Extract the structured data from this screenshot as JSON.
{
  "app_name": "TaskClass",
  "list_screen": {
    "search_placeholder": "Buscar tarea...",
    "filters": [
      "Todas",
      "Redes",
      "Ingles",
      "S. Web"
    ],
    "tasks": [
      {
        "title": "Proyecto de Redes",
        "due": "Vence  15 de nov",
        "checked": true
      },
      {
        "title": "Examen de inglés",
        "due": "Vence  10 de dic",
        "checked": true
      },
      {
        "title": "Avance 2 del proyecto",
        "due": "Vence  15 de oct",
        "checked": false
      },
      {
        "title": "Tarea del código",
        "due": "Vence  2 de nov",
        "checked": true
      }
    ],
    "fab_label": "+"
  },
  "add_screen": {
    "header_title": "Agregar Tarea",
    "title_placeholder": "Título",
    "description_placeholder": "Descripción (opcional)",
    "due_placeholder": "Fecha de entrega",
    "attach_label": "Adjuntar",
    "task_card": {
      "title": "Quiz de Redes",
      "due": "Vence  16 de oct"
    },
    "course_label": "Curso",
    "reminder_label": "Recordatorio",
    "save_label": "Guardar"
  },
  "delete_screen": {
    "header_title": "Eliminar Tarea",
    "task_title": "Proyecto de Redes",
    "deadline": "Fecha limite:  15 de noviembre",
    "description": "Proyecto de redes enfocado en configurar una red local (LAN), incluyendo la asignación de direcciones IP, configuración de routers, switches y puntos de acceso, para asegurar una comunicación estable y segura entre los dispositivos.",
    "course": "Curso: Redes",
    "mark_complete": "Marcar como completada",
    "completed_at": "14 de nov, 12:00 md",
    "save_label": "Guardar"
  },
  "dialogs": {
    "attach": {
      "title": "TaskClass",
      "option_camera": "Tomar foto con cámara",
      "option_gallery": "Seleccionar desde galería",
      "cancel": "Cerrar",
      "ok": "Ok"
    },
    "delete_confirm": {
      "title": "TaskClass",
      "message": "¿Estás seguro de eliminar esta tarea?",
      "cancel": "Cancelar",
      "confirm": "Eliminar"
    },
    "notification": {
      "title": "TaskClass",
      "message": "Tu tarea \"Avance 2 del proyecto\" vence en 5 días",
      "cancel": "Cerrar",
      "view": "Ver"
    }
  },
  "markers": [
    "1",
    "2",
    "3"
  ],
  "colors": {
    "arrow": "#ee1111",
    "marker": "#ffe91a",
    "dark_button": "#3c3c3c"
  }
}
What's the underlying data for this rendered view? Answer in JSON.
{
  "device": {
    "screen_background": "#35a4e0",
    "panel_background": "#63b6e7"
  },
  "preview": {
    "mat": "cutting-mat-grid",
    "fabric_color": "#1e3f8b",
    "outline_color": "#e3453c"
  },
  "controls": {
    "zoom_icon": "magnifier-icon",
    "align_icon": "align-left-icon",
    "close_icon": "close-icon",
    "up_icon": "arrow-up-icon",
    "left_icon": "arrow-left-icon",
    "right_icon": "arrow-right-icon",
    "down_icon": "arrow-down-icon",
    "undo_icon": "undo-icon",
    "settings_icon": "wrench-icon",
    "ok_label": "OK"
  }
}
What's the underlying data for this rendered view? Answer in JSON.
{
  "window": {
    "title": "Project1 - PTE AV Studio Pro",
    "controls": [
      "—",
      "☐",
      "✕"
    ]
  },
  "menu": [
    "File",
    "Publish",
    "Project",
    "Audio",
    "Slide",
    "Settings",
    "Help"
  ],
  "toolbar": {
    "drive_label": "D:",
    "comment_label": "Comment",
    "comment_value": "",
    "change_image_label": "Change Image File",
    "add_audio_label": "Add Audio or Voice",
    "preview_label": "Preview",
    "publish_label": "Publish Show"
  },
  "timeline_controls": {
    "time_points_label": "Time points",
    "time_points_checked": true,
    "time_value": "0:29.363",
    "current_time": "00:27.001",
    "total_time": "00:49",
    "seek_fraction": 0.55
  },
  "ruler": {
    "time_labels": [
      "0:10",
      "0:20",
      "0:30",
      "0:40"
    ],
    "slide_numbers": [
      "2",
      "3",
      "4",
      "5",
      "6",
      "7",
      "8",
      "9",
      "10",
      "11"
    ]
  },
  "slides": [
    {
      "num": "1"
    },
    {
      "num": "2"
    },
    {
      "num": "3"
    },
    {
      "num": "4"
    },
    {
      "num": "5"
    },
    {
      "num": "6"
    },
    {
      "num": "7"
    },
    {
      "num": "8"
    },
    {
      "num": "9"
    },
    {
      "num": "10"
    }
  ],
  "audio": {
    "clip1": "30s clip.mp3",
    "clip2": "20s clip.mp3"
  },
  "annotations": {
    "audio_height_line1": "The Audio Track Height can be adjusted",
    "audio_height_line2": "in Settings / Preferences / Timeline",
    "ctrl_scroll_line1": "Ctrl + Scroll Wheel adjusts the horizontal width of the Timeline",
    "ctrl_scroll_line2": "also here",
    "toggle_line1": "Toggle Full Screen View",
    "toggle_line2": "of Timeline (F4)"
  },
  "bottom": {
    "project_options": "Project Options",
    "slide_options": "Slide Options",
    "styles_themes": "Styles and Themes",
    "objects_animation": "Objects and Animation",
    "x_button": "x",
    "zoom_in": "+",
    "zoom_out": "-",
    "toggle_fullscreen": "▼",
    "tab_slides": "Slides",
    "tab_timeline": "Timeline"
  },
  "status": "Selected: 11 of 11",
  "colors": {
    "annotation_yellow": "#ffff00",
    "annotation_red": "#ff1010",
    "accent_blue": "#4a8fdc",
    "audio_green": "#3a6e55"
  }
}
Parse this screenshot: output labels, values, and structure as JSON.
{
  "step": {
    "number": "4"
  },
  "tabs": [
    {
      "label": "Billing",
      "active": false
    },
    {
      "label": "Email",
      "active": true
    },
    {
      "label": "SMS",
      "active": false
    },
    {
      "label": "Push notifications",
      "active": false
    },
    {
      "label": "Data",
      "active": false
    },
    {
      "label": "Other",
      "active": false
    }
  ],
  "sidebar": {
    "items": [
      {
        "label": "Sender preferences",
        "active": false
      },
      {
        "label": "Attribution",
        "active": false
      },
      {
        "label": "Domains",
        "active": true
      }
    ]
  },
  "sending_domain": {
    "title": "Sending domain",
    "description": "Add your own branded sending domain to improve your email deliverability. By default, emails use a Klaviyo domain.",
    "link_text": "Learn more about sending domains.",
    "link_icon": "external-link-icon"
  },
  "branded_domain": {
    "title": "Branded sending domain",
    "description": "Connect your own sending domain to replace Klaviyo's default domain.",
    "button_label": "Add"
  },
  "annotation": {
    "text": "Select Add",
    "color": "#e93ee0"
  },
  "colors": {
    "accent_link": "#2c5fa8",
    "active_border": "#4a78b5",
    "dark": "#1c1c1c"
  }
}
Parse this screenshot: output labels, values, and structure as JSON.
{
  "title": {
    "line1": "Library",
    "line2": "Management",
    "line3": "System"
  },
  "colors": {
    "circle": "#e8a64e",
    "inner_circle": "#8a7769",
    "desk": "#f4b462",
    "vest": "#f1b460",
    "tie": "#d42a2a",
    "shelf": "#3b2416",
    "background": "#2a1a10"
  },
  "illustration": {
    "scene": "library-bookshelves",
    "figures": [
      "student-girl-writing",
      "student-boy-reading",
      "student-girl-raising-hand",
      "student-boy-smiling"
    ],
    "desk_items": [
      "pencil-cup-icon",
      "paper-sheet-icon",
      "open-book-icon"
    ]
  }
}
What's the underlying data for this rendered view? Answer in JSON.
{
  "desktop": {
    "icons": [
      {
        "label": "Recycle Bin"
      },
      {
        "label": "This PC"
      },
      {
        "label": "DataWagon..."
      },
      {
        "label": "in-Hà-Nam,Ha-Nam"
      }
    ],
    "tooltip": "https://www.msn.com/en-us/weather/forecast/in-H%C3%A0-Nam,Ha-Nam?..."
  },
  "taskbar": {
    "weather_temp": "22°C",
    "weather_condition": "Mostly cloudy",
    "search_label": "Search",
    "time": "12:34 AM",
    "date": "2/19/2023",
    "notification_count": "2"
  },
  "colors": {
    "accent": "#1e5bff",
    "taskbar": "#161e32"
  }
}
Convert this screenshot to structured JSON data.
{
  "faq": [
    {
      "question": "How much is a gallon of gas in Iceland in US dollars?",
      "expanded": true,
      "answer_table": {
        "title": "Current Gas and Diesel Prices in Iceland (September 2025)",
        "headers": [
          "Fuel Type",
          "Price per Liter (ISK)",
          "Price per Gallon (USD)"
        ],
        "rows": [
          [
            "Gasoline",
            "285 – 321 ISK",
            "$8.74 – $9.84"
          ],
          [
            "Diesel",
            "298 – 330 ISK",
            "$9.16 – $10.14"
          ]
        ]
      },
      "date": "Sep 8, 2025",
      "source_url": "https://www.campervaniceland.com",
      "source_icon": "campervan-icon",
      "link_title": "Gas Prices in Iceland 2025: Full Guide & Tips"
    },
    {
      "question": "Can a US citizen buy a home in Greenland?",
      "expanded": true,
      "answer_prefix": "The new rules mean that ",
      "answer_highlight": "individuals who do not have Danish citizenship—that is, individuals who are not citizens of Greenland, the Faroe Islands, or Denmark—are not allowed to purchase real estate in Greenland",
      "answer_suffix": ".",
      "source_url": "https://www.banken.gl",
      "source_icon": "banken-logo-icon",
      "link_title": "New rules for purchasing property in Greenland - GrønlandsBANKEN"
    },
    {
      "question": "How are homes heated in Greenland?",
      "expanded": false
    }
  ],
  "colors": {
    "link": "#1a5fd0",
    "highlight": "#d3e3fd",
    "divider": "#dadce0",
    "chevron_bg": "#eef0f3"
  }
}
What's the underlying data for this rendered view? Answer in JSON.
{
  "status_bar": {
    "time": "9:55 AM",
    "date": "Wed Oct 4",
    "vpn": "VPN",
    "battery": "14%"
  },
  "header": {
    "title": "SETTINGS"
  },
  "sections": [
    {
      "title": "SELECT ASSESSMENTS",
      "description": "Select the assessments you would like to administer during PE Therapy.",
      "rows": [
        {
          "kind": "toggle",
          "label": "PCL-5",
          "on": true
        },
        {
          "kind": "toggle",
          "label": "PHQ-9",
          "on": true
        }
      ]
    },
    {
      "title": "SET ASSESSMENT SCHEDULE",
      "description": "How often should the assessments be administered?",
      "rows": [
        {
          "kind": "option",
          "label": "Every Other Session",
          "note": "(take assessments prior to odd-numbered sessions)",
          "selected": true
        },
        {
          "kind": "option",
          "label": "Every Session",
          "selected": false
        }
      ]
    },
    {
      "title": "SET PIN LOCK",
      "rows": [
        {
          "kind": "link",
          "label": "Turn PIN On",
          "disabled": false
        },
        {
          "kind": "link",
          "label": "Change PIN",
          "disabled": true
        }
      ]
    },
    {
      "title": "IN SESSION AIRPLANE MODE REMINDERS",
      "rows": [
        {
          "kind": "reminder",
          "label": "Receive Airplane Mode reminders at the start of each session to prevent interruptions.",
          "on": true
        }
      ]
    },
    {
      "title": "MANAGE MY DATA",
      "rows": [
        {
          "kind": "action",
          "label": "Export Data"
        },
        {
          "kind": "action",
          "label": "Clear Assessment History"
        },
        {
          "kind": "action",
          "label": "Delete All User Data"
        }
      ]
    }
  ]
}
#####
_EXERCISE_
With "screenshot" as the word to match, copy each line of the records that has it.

_SOLVED EXERCISE_
Extract the structured data from this screenshot as JSON.
Parse this screenshot: output labels, values, and structure as JSON.
Parse this screenshot: output labels, values, and structure as JSON.
Convert this screenshot to structured JSON data.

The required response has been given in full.